The Binghamton Association for Mixed Students (BAMS) roared through the ’20s Friday night, combining its passion for both diversity and sequined flapper dresses.
BAMS held its annual Mix It Up banquet, offering a variety of food and student talent at the 1920s-themed event.
The night featured performances from the Binghamtonics, the Binghamton Hoop Troop, the Nukporfe African Dance and Drumming Ensemble, a ballroom dancing pair and individual performers David Zhou and Samuel Titus. Zhou played jazz music on the saxophone, and Titus played his singer-songwriter originals on guitar.
Shantal McNeil, president of BAMS, was the head organizer for the event.
“BAMS: Mix it Up is to expose people to things they wouldn’t normally see,” said McNeil, a senior majoring in political science. “There’s a lot of clubs we don’t know about on campus, so we try to bring in things you wouldn’t see on a regular basis.”
The last performance of the night was a display of Chanbara, a Japanese performance art that combines dancing and sword fighting.
“It was good to bring the Asian culture in, because all the other acts were African or then you had general acts,” said Adah Morales, a sophomore majoring in English and a performer of Chanbara. “It was good to get some Asian in there because this is about mixed students, and I’m sure there are mixed Asians in the club.”
Brendan Perkinson, a junior majoring in history, said the Hoop Troop caught his eye at this year’s banquet.
“I liked the hula hoop dancing because A, they seem like a very talented group and B, it seemed like a very creative idea,” Perkinson said. “Especially at the end when they used glow-in-the-dark hoops; it was very fun and exciting.”
The performances were broken up by an equally diverse dinner at intermission.

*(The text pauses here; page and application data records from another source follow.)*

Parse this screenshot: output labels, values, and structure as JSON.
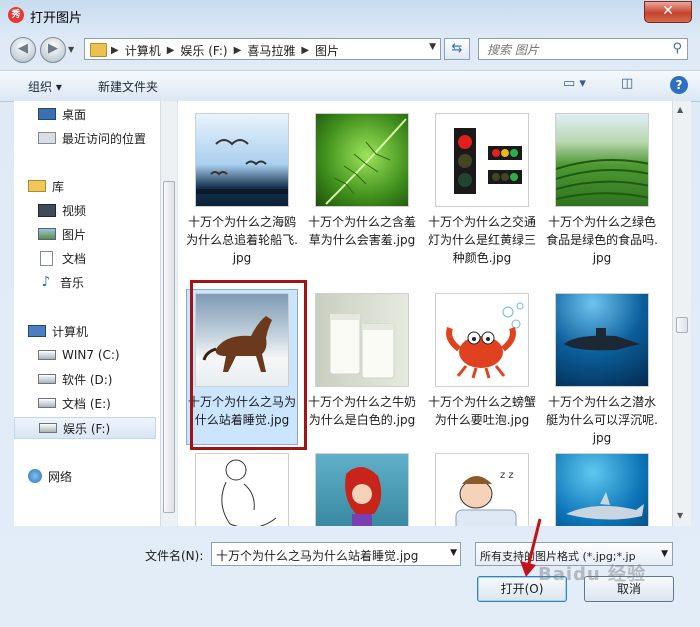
{
  "window": {
    "title": "打开图片",
    "close_label": "✕"
  },
  "address": {
    "crumbs": [
      "计算机",
      "娱乐 (F:)",
      "喜马拉雅",
      "图片"
    ]
  },
  "search": {
    "placeholder": "搜索 图片"
  },
  "toolbar": {
    "organize": "组织 ▾",
    "new_folder": "新建文件夹"
  },
  "nav": {
    "items": [
      {
        "label": "桌面",
        "icon": "desktop-icon"
      },
      {
        "label": "最近访问的位置",
        "icon": "recent-icon"
      },
      {
        "label": "库",
        "icon": "library-icon"
      },
      {
        "label": "视频",
        "icon": "video-icon"
      },
      {
        "label": "图片",
        "icon": "picture-icon"
      },
      {
        "label": "文档",
        "icon": "document-icon"
      },
      {
        "label": "音乐",
        "icon": "music-icon"
      },
      {
        "label": "计算机",
        "icon": "computer-icon"
      },
      {
        "label": "WIN7 (C:)",
        "icon": "drive-icon"
      },
      {
        "label": "软件 (D:)",
        "icon": "drive-icon"
      },
      {
        "label": "文档 (E:)",
        "icon": "drive-icon"
      },
      {
        "label": "娱乐 (F:)",
        "icon": "drive-icon"
      },
      {
        "label": "网络",
        "icon": "network-icon"
      }
    ]
  },
  "files": [
    {
      "name": "十万个为什么之海鸥为什么总追着轮船飞.jpg",
      "thumb": "seagulls"
    },
    {
      "name": "十万个为什么之含羞草为什么会害羞.jpg",
      "thumb": "fern"
    },
    {
      "name": "十万个为什么之交通灯为什么是红黄绿三种颜色.jpg",
      "thumb": "traffic-light"
    },
    {
      "name": "十万个为什么之绿色食品是绿色的食品吗.jpg",
      "thumb": "tea-field"
    },
    {
      "name": "十万个为什么之马为什么站着睡觉.jpg",
      "thumb": "horse"
    },
    {
      "name": "十万个为什么之牛奶为什么是白色的.jpg",
      "thumb": "milk"
    },
    {
      "name": "十万个为什么之螃蟹为什么要吐泡.jpg",
      "thumb": "crab"
    },
    {
      "name": "十万个为什么之潜水艇为什么可以浮沉呢.jpg",
      "thumb": "submarine"
    },
    {
      "name": "",
      "thumb": "sketch"
    },
    {
      "name": "",
      "thumb": "mermaid"
    },
    {
      "name": "",
      "thumb": "sleeping-kid"
    },
    {
      "name": "",
      "thumb": "shark"
    }
  ],
  "bottom": {
    "filename_label": "文件名(N):",
    "filename_value": "十万个为什么之马为什么站着睡觉.jpg",
    "filetype_value": "所有支持的图片格式 (*.jpg;*.jp",
    "open_label": "打开(O)",
    "cancel_label": "取消"
  },
  "watermark": "Baidu 经验"
}
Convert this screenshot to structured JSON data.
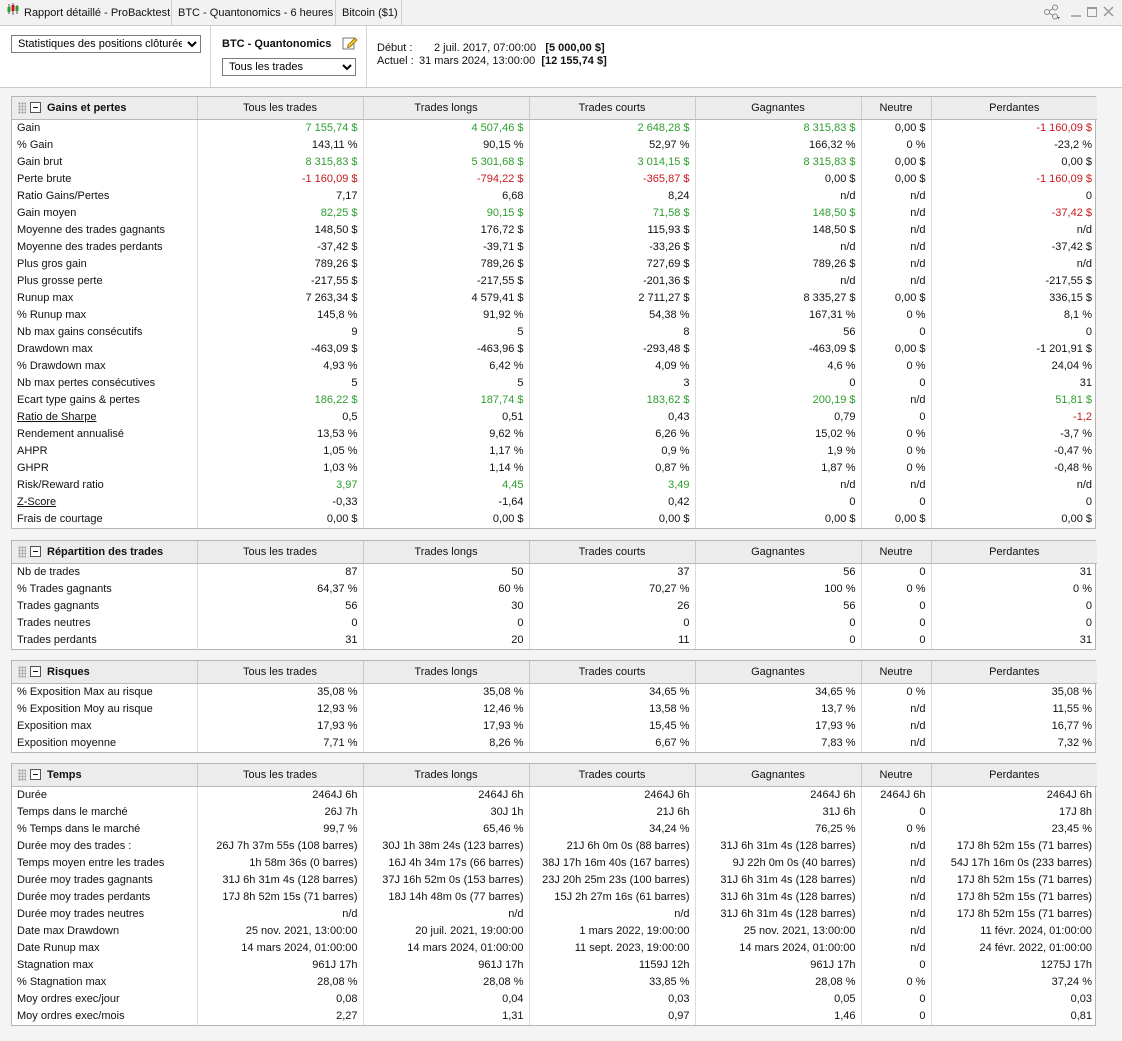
{
  "window": {
    "tabs": [
      "Rapport détaillé - ProBacktest",
      "BTC - Quantonomics - 6 heures",
      "Bitcoin ($1)"
    ]
  },
  "header": {
    "view_select": "Statistiques des positions clôturées",
    "system_name": "BTC - Quantonomics",
    "trade_filter": "Tous les trades",
    "start_label": "Début :",
    "start_date": "2 juil. 2017, 07:00:00",
    "start_value": "[5 000,00 $]",
    "current_label": "Actuel :",
    "current_date": "31 mars 2024, 13:00:00",
    "current_value": "[12 155,74 $]"
  },
  "columns": [
    "Tous les trades",
    "Trades longs",
    "Trades courts",
    "Gagnantes",
    "Neutre",
    "Perdantes"
  ],
  "colors": {
    "positive": "#2e9e2e",
    "negative": "#c8181e"
  },
  "sections": [
    {
      "title": "Gains et pertes",
      "rows": [
        {
          "label": "Gain",
          "values": [
            "7 155,74 $",
            "4 507,46 $",
            "2 648,28 $",
            "8 315,83 $",
            "0,00 $",
            "-1 160,09 $"
          ],
          "colors": [
            "g",
            "g",
            "g",
            "g",
            "",
            "r"
          ]
        },
        {
          "label": "% Gain",
          "values": [
            "143,11 %",
            "90,15 %",
            "52,97 %",
            "166,32 %",
            "0 %",
            "-23,2 %"
          ]
        },
        {
          "label": "Gain brut",
          "values": [
            "8 315,83 $",
            "5 301,68 $",
            "3 014,15 $",
            "8 315,83 $",
            "0,00 $",
            "0,00 $"
          ],
          "colors": [
            "g",
            "g",
            "g",
            "g",
            "",
            ""
          ]
        },
        {
          "label": "Perte brute",
          "values": [
            "-1 160,09 $",
            "-794,22 $",
            "-365,87 $",
            "0,00 $",
            "0,00 $",
            "-1 160,09 $"
          ],
          "colors": [
            "r",
            "r",
            "r",
            "",
            "",
            "r"
          ]
        },
        {
          "label": "Ratio Gains/Pertes",
          "values": [
            "7,17",
            "6,68",
            "8,24",
            "n/d",
            "n/d",
            "0"
          ]
        },
        {
          "label": "Gain moyen",
          "values": [
            "82,25 $",
            "90,15 $",
            "71,58 $",
            "148,50 $",
            "n/d",
            "-37,42 $"
          ],
          "colors": [
            "g",
            "g",
            "g",
            "g",
            "",
            "r"
          ]
        },
        {
          "label": "Moyenne des trades gagnants",
          "values": [
            "148,50 $",
            "176,72 $",
            "115,93 $",
            "148,50 $",
            "n/d",
            "n/d"
          ]
        },
        {
          "label": "Moyenne des trades perdants",
          "values": [
            "-37,42 $",
            "-39,71 $",
            "-33,26 $",
            "n/d",
            "n/d",
            "-37,42 $"
          ]
        },
        {
          "label": "Plus gros gain",
          "values": [
            "789,26 $",
            "789,26 $",
            "727,69 $",
            "789,26 $",
            "n/d",
            "n/d"
          ]
        },
        {
          "label": "Plus grosse perte",
          "values": [
            "-217,55 $",
            "-217,55 $",
            "-201,36 $",
            "n/d",
            "n/d",
            "-217,55 $"
          ]
        },
        {
          "label": "Runup max",
          "values": [
            "7 263,34 $",
            "4 579,41 $",
            "2 711,27 $",
            "8 335,27 $",
            "0,00 $",
            "336,15 $"
          ]
        },
        {
          "label": "% Runup max",
          "values": [
            "145,8 %",
            "91,92 %",
            "54,38 %",
            "167,31 %",
            "0 %",
            "8,1 %"
          ]
        },
        {
          "label": "Nb max gains consécutifs",
          "values": [
            "9",
            "5",
            "8",
            "56",
            "0",
            "0"
          ]
        },
        {
          "label": "Drawdown max",
          "values": [
            "-463,09 $",
            "-463,96 $",
            "-293,48 $",
            "-463,09 $",
            "0,00 $",
            "-1 201,91 $"
          ]
        },
        {
          "label": "% Drawdown max",
          "values": [
            "4,93 %",
            "6,42 %",
            "4,09 %",
            "4,6 %",
            "0 %",
            "24,04 %"
          ]
        },
        {
          "label": "Nb max pertes consécutives",
          "values": [
            "5",
            "5",
            "3",
            "0",
            "0",
            "31"
          ]
        },
        {
          "label": "Ecart type gains & pertes",
          "values": [
            "186,22 $",
            "187,74 $",
            "183,62 $",
            "200,19 $",
            "n/d",
            "51,81 $"
          ],
          "colors": [
            "g",
            "g",
            "g",
            "g",
            "",
            "g"
          ]
        },
        {
          "label": "Ratio de Sharpe",
          "underline": true,
          "values": [
            "0,5",
            "0,51",
            "0,43",
            "0,79",
            "0",
            "-1,2"
          ],
          "colors": [
            "",
            "",
            "",
            "",
            "",
            "r"
          ]
        },
        {
          "label": "Rendement annualisé",
          "values": [
            "13,53 %",
            "9,62 %",
            "6,26 %",
            "15,02 %",
            "0 %",
            "-3,7 %"
          ]
        },
        {
          "label": "AHPR",
          "values": [
            "1,05 %",
            "1,17 %",
            "0,9 %",
            "1,9 %",
            "0 %",
            "-0,47 %"
          ]
        },
        {
          "label": "GHPR",
          "values": [
            "1,03 %",
            "1,14 %",
            "0,87 %",
            "1,87 %",
            "0 %",
            "-0,48 %"
          ]
        },
        {
          "label": "Risk/Reward ratio",
          "values": [
            "3,97",
            "4,45",
            "3,49",
            "n/d",
            "n/d",
            "n/d"
          ],
          "colors": [
            "g",
            "g",
            "g",
            "",
            "",
            ""
          ]
        },
        {
          "label": "Z-Score",
          "underline": true,
          "values": [
            "-0,33",
            "-1,64",
            "0,42",
            "0",
            "0",
            "0"
          ]
        },
        {
          "label": "Frais de courtage",
          "values": [
            "0,00 $",
            "0,00 $",
            "0,00 $",
            "0,00 $",
            "0,00 $",
            "0,00 $"
          ]
        }
      ]
    },
    {
      "title": "Répartition des trades",
      "rows": [
        {
          "label": "Nb de trades",
          "values": [
            "87",
            "50",
            "37",
            "56",
            "0",
            "31"
          ]
        },
        {
          "label": "% Trades gagnants",
          "values": [
            "64,37 %",
            "60 %",
            "70,27 %",
            "100 %",
            "0 %",
            "0 %"
          ]
        },
        {
          "label": "Trades gagnants",
          "values": [
            "56",
            "30",
            "26",
            "56",
            "0",
            "0"
          ]
        },
        {
          "label": "Trades neutres",
          "values": [
            "0",
            "0",
            "0",
            "0",
            "0",
            "0"
          ]
        },
        {
          "label": "Trades perdants",
          "values": [
            "31",
            "20",
            "11",
            "0",
            "0",
            "31"
          ]
        }
      ]
    },
    {
      "title": "Risques",
      "rows": [
        {
          "label": "% Exposition Max au risque",
          "values": [
            "35,08 %",
            "35,08 %",
            "34,65 %",
            "34,65 %",
            "0 %",
            "35,08 %"
          ]
        },
        {
          "label": "% Exposition Moy au risque",
          "values": [
            "12,93 %",
            "12,46 %",
            "13,58 %",
            "13,7 %",
            "n/d",
            "11,55 %"
          ]
        },
        {
          "label": "Exposition max",
          "values": [
            "17,93 %",
            "17,93 %",
            "15,45 %",
            "17,93 %",
            "n/d",
            "16,77 %"
          ]
        },
        {
          "label": "Exposition moyenne",
          "values": [
            "7,71 %",
            "8,26 %",
            "6,67 %",
            "7,83 %",
            "n/d",
            "7,32 %"
          ]
        }
      ]
    },
    {
      "title": "Temps",
      "rows": [
        {
          "label": "Durée",
          "values": [
            "2464J 6h",
            "2464J 6h",
            "2464J 6h",
            "2464J 6h",
            "2464J 6h",
            "2464J 6h"
          ]
        },
        {
          "label": "Temps dans le marché",
          "values": [
            "26J 7h",
            "30J 1h",
            "21J 6h",
            "31J 6h",
            "0",
            "17J 8h"
          ]
        },
        {
          "label": "% Temps dans le marché",
          "values": [
            "99,7 %",
            "65,46 %",
            "34,24 %",
            "76,25 %",
            "0 %",
            "23,45 %"
          ]
        },
        {
          "label": "Durée moy des trades :",
          "values": [
            "26J 7h 37m 55s (108 barres)",
            "30J 1h 38m 24s (123 barres)",
            "21J 6h 0m 0s (88 barres)",
            "31J 6h 31m 4s (128 barres)",
            "n/d",
            "17J 8h 52m 15s (71 barres)"
          ]
        },
        {
          "label": "Temps moyen entre les trades",
          "values": [
            "1h 58m 36s (0 barres)",
            "16J 4h 34m 17s (66 barres)",
            "38J 17h 16m 40s (167 barres)",
            "9J 22h 0m 0s (40 barres)",
            "n/d",
            "54J 17h 16m 0s (233 barres)"
          ]
        },
        {
          "label": "Durée moy trades gagnants",
          "values": [
            "31J 6h 31m 4s (128 barres)",
            "37J 16h 52m 0s (153 barres)",
            "23J 20h 25m 23s (100 barres)",
            "31J 6h 31m 4s (128 barres)",
            "n/d",
            "17J 8h 52m 15s (71 barres)"
          ]
        },
        {
          "label": "Durée moy trades perdants",
          "values": [
            "17J 8h 52m 15s (71 barres)",
            "18J 14h 48m 0s (77 barres)",
            "15J 2h 27m 16s (61 barres)",
            "31J 6h 31m 4s (128 barres)",
            "n/d",
            "17J 8h 52m 15s (71 barres)"
          ]
        },
        {
          "label": "Durée moy trades neutres",
          "values": [
            "n/d",
            "n/d",
            "n/d",
            "31J 6h 31m 4s (128 barres)",
            "n/d",
            "17J 8h 52m 15s (71 barres)"
          ]
        },
        {
          "label": "Date max Drawdown",
          "values": [
            "25 nov. 2021, 13:00:00",
            "20 juil. 2021, 19:00:00",
            "1 mars 2022, 19:00:00",
            "25 nov. 2021, 13:00:00",
            "n/d",
            "11 févr. 2024, 01:00:00"
          ]
        },
        {
          "label": "Date Runup max",
          "values": [
            "14 mars 2024, 01:00:00",
            "14 mars 2024, 01:00:00",
            "11 sept. 2023, 19:00:00",
            "14 mars 2024, 01:00:00",
            "n/d",
            "24 févr. 2022, 01:00:00"
          ]
        },
        {
          "label": "Stagnation max",
          "values": [
            "961J 17h",
            "961J 17h",
            "1159J 12h",
            "961J 17h",
            "0",
            "1275J 17h"
          ]
        },
        {
          "label": "% Stagnation max",
          "values": [
            "28,08 %",
            "28,08 %",
            "33,85 %",
            "28,08 %",
            "0 %",
            "37,24 %"
          ]
        },
        {
          "label": "Moy ordres exec/jour",
          "values": [
            "0,08",
            "0,04",
            "0,03",
            "0,05",
            "0",
            "0,03"
          ]
        },
        {
          "label": "Moy ordres exec/mois",
          "values": [
            "2,27",
            "1,31",
            "0,97",
            "1,46",
            "0",
            "0,81"
          ]
        }
      ]
    }
  ]
}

A buffet featured food from Moe’s Southwest Grill, Buffet Star and Turkish Restaurant, rounding out the menu with tacos, fried rice, wings and chinese doughnuts.
With the goal of supporting diversity remaining the same, attendees were asked to “mix it up” in a different way this year and dress in ’20s attire, with many guests coming prepared in flapper dresses and suits.
”We decided on the ’20s theme collectively as an E-Board,” McNeil said. “I thought it would be really cute to have the E-Board get dressed up and to have people who were coming get dressed up.”
Attire ranged from slightly formal to full-out ’20s attire, with girls dressed as flappers with feathered headbands and sequined dresses. Prizes were also awarded for costumes. Katherine McLaughlin, an undeclared sophomore, was voted “Best Dressed” for her 1920s flapper attire.
“I’m totally shocked, I spent hours picking out my outfit, so I’m glad it paid off,” McLaughlin said. “I’m really glad I came; all the performances were fantastic. I was smiling the whole time.”